---------- PROVIDED DATA ----------
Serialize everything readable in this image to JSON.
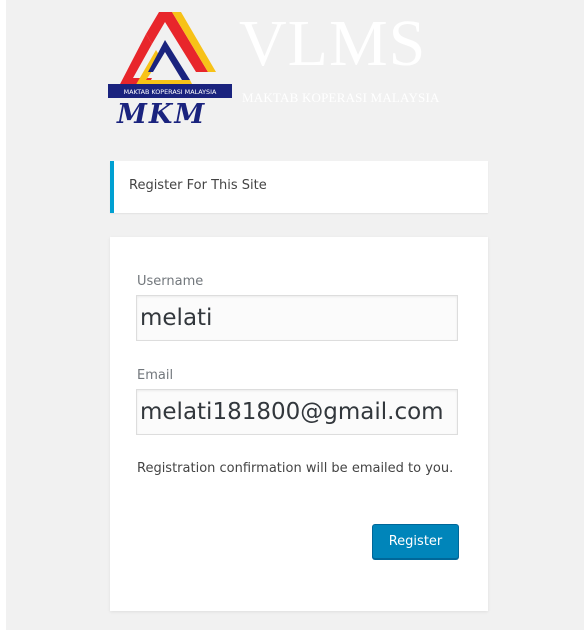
{
  "branding": {
    "title": "VLMS",
    "subtitle": "MAKTAB KOPERASI MALAYSIA",
    "logo_text": "MKM",
    "logo_banner": "MAKTAB KOPERASI MALAYSIA"
  },
  "notice": {
    "text": "Register For This Site"
  },
  "form": {
    "username_label": "Username",
    "username_value": "melati",
    "email_label": "Email",
    "email_value": "melati181800@gmail.com",
    "hint": "Registration confirmation will be emailed to you.",
    "submit_label": "Register"
  },
  "colors": {
    "accent": "#00a0d2",
    "button": "#0085ba",
    "page_background": "#f1f1f1"
  }
}
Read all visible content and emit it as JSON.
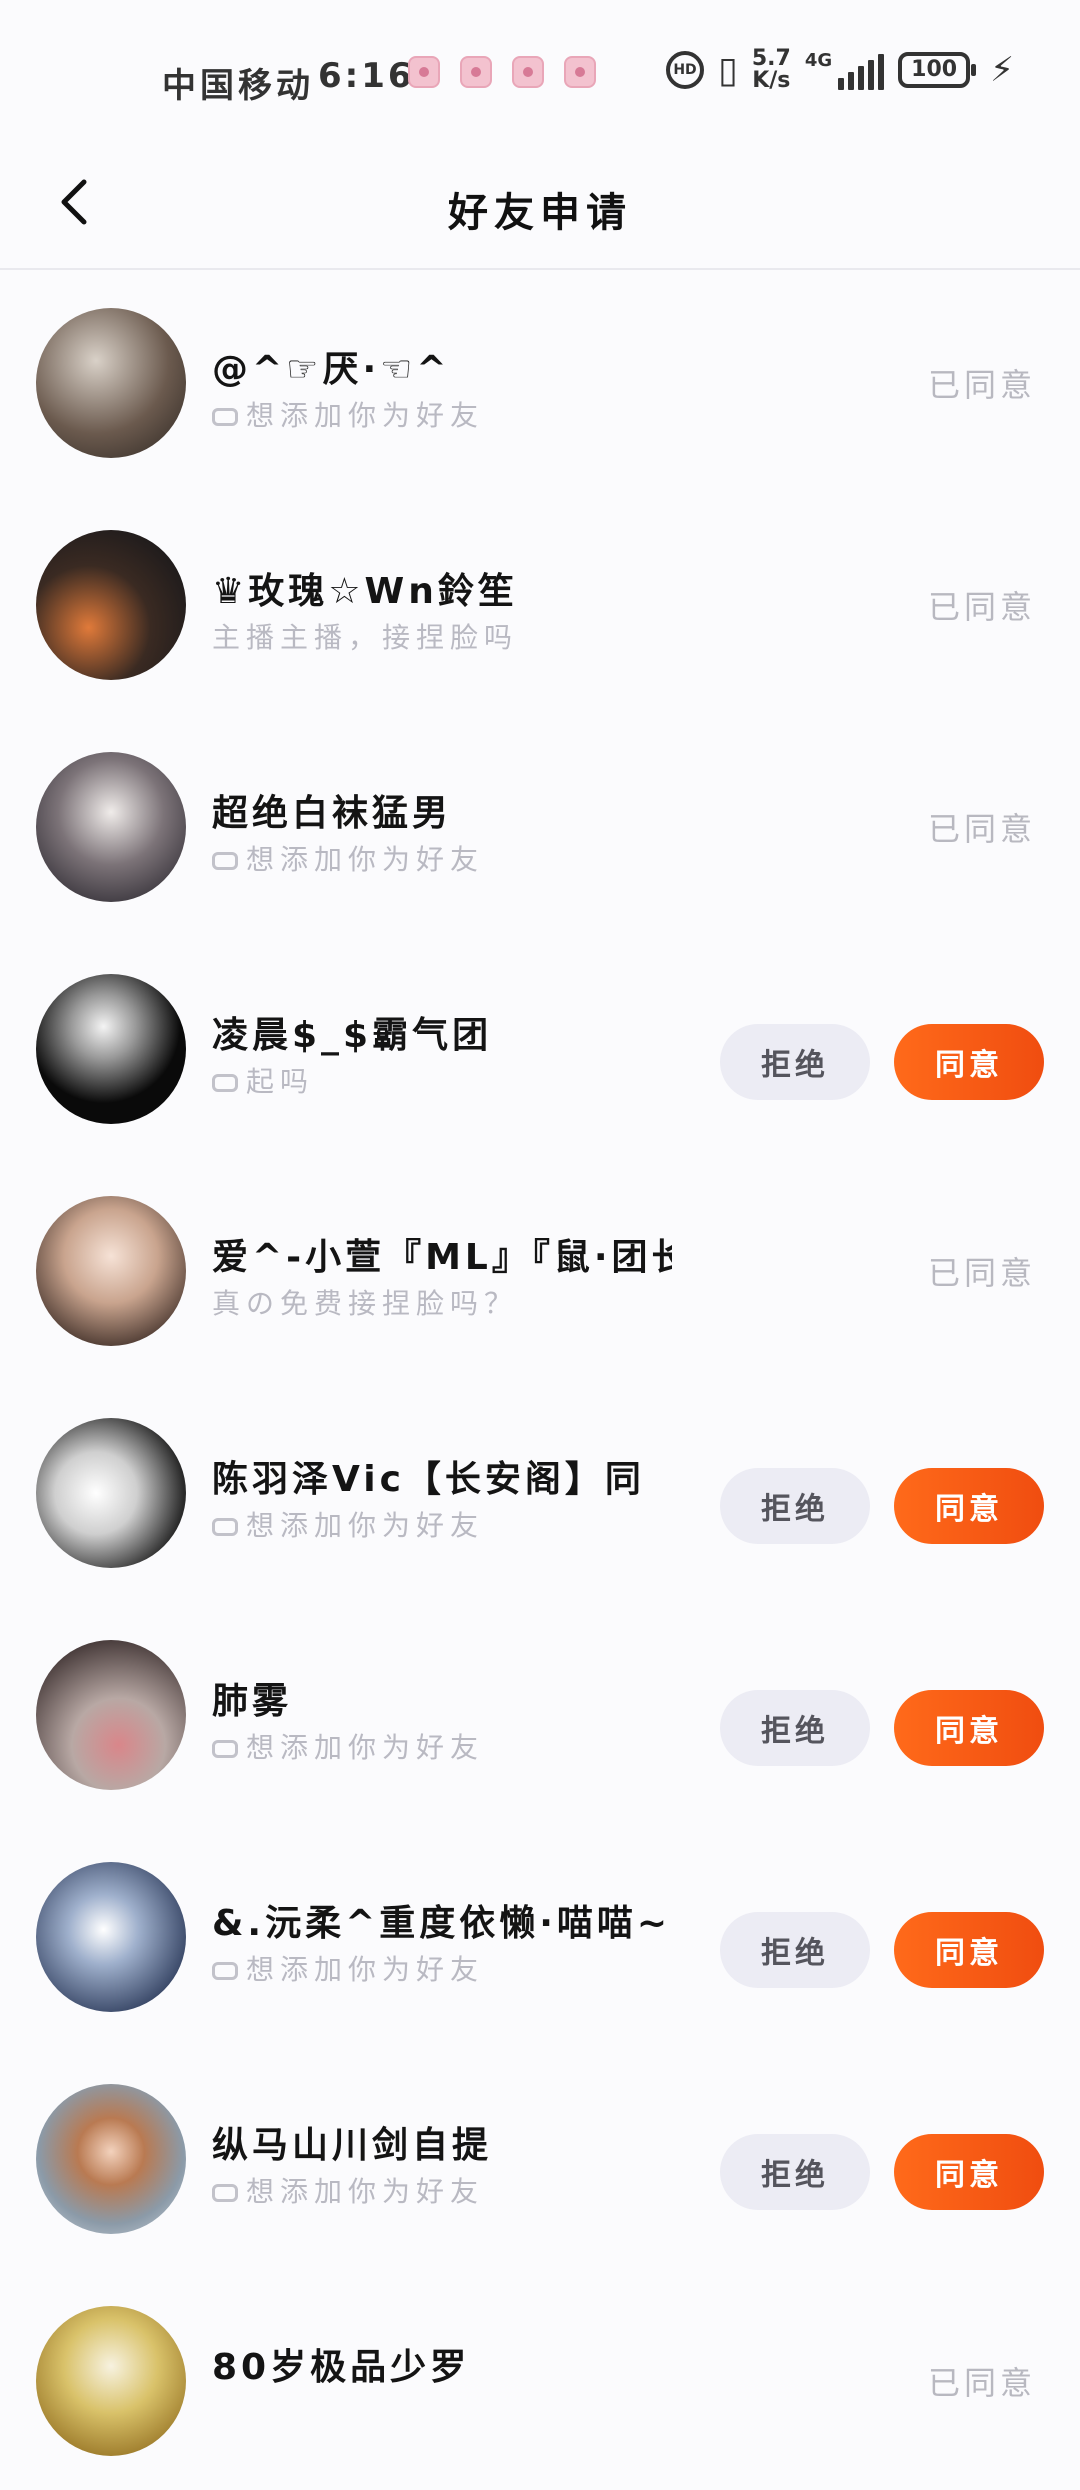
{
  "status_bar": {
    "carrier": "中国移动",
    "time": "6:16",
    "net_speed_value": "5.7",
    "net_speed_unit": "K/s",
    "signal_label": "4G",
    "battery": "100"
  },
  "header": {
    "title": "好友申请"
  },
  "accept_label": "同意",
  "reject_label": "拒绝",
  "done_label": "已同意",
  "requests": [
    {
      "name": "@^☞厌·☜^",
      "message": "想添加你为好友",
      "status": "accepted"
    },
    {
      "name": "♛玫瑰☆Wn鈴笙",
      "message": "主播主播，接捏脸吗",
      "status": "accepted"
    },
    {
      "name": "超绝白袜猛男",
      "message": "想添加你为好友",
      "status": "accepted"
    },
    {
      "name": "凌晨$_$霸气团",
      "message": "起吗",
      "status": "pending"
    },
    {
      "name": "爱^-小萱『ML』『鼠·团长』",
      "message": "真の免费接捏脸吗？",
      "status": "accepted"
    },
    {
      "name": "陈羽泽Vic【长安阁】同",
      "message": "想添加你为好友",
      "status": "pending"
    },
    {
      "name": "肺雾",
      "message": "想添加你为好友",
      "status": "pending"
    },
    {
      "name": "&.沅柔^重度依懒·喵喵~",
      "message": "想添加你为好友",
      "status": "pending"
    },
    {
      "name": "纵马山川剑自提",
      "message": "想添加你为好友",
      "status": "pending"
    },
    {
      "name": "80岁极品少罗",
      "message": "",
      "status": "accepted"
    }
  ]
}
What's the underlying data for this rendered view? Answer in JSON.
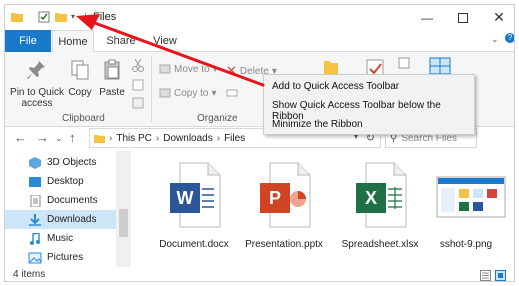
{
  "window": {
    "title": "Files"
  },
  "ribbon_tabs": {
    "file": "File",
    "home": "Home",
    "share": "Share",
    "view": "View"
  },
  "ribbon": {
    "pin_quick": "Pin to Quick",
    "pin_access": "access",
    "copy": "Copy",
    "paste": "Paste",
    "move_to": "Move to",
    "copy_to": "Copy to",
    "delete": "Delete",
    "clipboard_group": "Clipboard",
    "organize_group": "Organize"
  },
  "context_menu": {
    "items": [
      "Add to Quick Access Toolbar",
      "Show Quick Access Toolbar below the Ribbon",
      "Minimize the Ribbon"
    ]
  },
  "address": {
    "path": [
      "This PC",
      "Downloads",
      "Files"
    ],
    "search_placeholder": "Search Files"
  },
  "nav_pane": {
    "items": [
      "3D Objects",
      "Desktop",
      "Documents",
      "Downloads",
      "Music",
      "Pictures"
    ],
    "selected": "Downloads"
  },
  "files": [
    {
      "name": "Document.docx",
      "icon": "word-icon",
      "letter": "W",
      "color": "#2b579a"
    },
    {
      "name": "Presentation.pptx",
      "icon": "powerpoint-icon",
      "letter": "P",
      "color": "#d04423"
    },
    {
      "name": "Spreadsheet.xlsx",
      "icon": "excel-icon",
      "letter": "X",
      "color": "#1e7145"
    },
    {
      "name": "sshot-9.png",
      "icon": "image-thumbnail"
    }
  ],
  "status": {
    "item_count": "4 items"
  },
  "colors": {
    "file_tab": "#1979ca",
    "selection": "#cde6f7",
    "annotation_arrow": "#e8141c"
  }
}
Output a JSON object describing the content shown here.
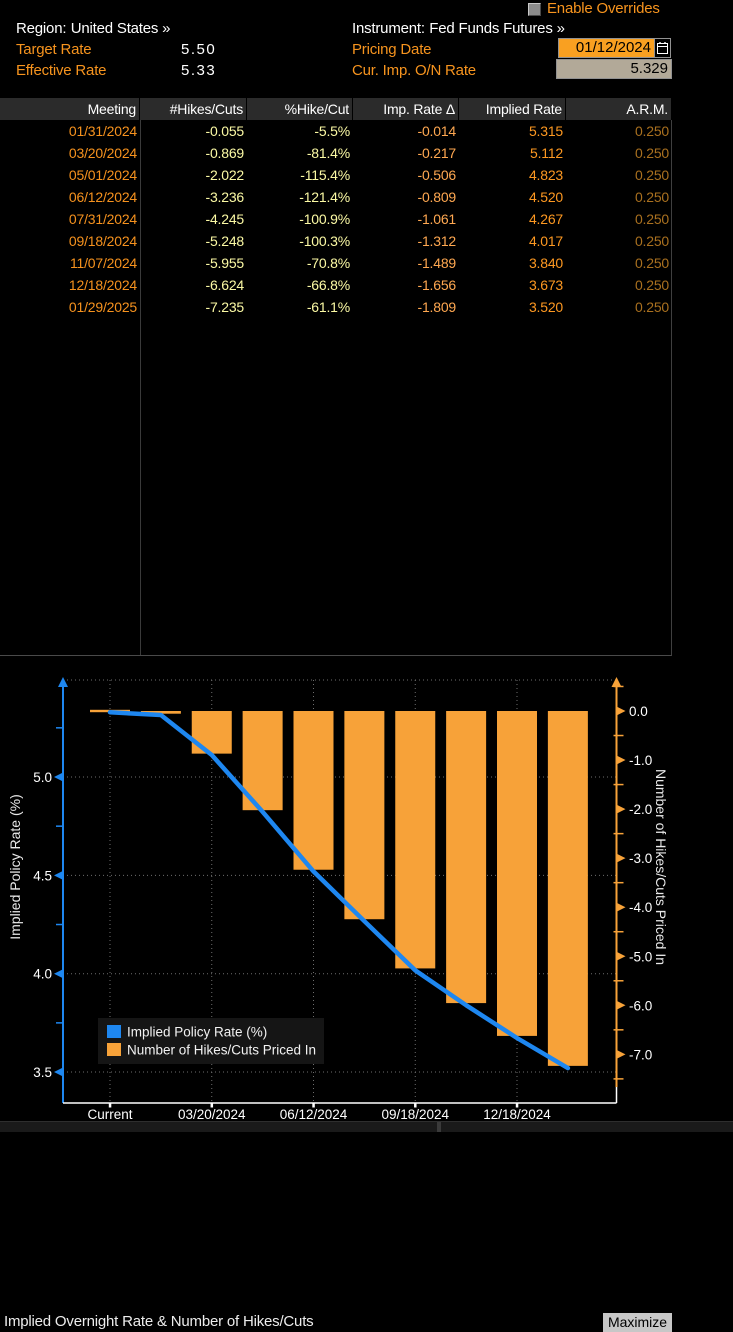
{
  "header": {
    "enable_overrides_label": "Enable Overrides",
    "region_label": "Region:",
    "region_value": "United States »",
    "instrument_label": "Instrument:",
    "instrument_value": "Fed Funds Futures »",
    "target_rate_label": "Target Rate",
    "target_rate_value": "5.50",
    "effective_rate_label": "Effective Rate",
    "effective_rate_value": "5.33",
    "pricing_date_label": "Pricing Date",
    "pricing_date_value": "01/12/2024",
    "cur_imp_on_rate_label": "Cur. Imp. O/N Rate",
    "cur_imp_on_rate_value": "5.329",
    "calendar_icon": "calendar-icon"
  },
  "table": {
    "columns": [
      "Meeting",
      "#Hikes/Cuts",
      "%Hike/Cut",
      "Imp. Rate Δ",
      "Implied Rate",
      "A.R.M."
    ],
    "rows": [
      [
        "01/31/2024",
        "-0.055",
        "-5.5%",
        "-0.014",
        "5.315",
        "0.250"
      ],
      [
        "03/20/2024",
        "-0.869",
        "-81.4%",
        "-0.217",
        "5.112",
        "0.250"
      ],
      [
        "05/01/2024",
        "-2.022",
        "-115.4%",
        "-0.506",
        "4.823",
        "0.250"
      ],
      [
        "06/12/2024",
        "-3.236",
        "-121.4%",
        "-0.809",
        "4.520",
        "0.250"
      ],
      [
        "07/31/2024",
        "-4.245",
        "-100.9%",
        "-1.061",
        "4.267",
        "0.250"
      ],
      [
        "09/18/2024",
        "-5.248",
        "-100.3%",
        "-1.312",
        "4.017",
        "0.250"
      ],
      [
        "11/07/2024",
        "-5.955",
        "-70.8%",
        "-1.489",
        "3.840",
        "0.250"
      ],
      [
        "12/18/2024",
        "-6.624",
        "-66.8%",
        "-1.656",
        "3.673",
        "0.250"
      ],
      [
        "01/29/2025",
        "-7.235",
        "-61.1%",
        "-1.809",
        "3.520",
        "0.250"
      ]
    ]
  },
  "chart": {
    "title": "Implied Overnight Rate & Number of Hikes/Cuts",
    "maximize_label": "Maximize"
  },
  "chart_data": {
    "type": "line+bar",
    "title": "Implied Overnight Rate & Number of Hikes/Cuts",
    "x_categories": [
      "Current",
      "01/31/2024",
      "03/20/2024",
      "05/01/2024",
      "06/12/2024",
      "07/31/2024",
      "09/18/2024",
      "11/07/2024",
      "12/18/2024",
      "01/29/2025"
    ],
    "x_tick_indices": [
      0,
      2,
      4,
      6,
      8
    ],
    "x_tick_labels": [
      "Current",
      "03/20/2024",
      "06/12/2024",
      "09/18/2024",
      "12/18/2024"
    ],
    "series": [
      {
        "name": "Implied Policy Rate (%)",
        "type": "line",
        "axis": "left",
        "color": "#1e87f0",
        "values": [
          5.329,
          5.315,
          5.112,
          4.823,
          4.52,
          4.267,
          4.017,
          3.84,
          3.673,
          3.52
        ]
      },
      {
        "name": "Number of Hikes/Cuts Priced In",
        "type": "bar",
        "axis": "right",
        "color": "#f7a239",
        "values": [
          0.0,
          -0.055,
          -0.869,
          -2.022,
          -3.236,
          -4.245,
          -5.248,
          -5.955,
          -6.624,
          -7.235
        ]
      }
    ],
    "left_axis": {
      "label": "Implied Policy Rate (%)",
      "ticks": [
        5.0,
        4.5,
        4.0,
        3.5
      ],
      "range": [
        3.34,
        5.5
      ]
    },
    "right_axis": {
      "label": "Number of Hikes/Cuts Priced In",
      "ticks": [
        0.0,
        -1.0,
        -2.0,
        -3.0,
        -4.0,
        -5.0,
        -6.0,
        -7.0
      ],
      "range": [
        -8.0,
        0.7
      ]
    },
    "grid": true,
    "legend_position": "bottom-left",
    "colors": {
      "line_blue": "#1e87f0",
      "bar_orange": "#f7a239",
      "grid_gray": "#6e6e6e"
    }
  }
}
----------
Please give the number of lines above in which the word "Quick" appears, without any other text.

**WORKED SOLUTION**
3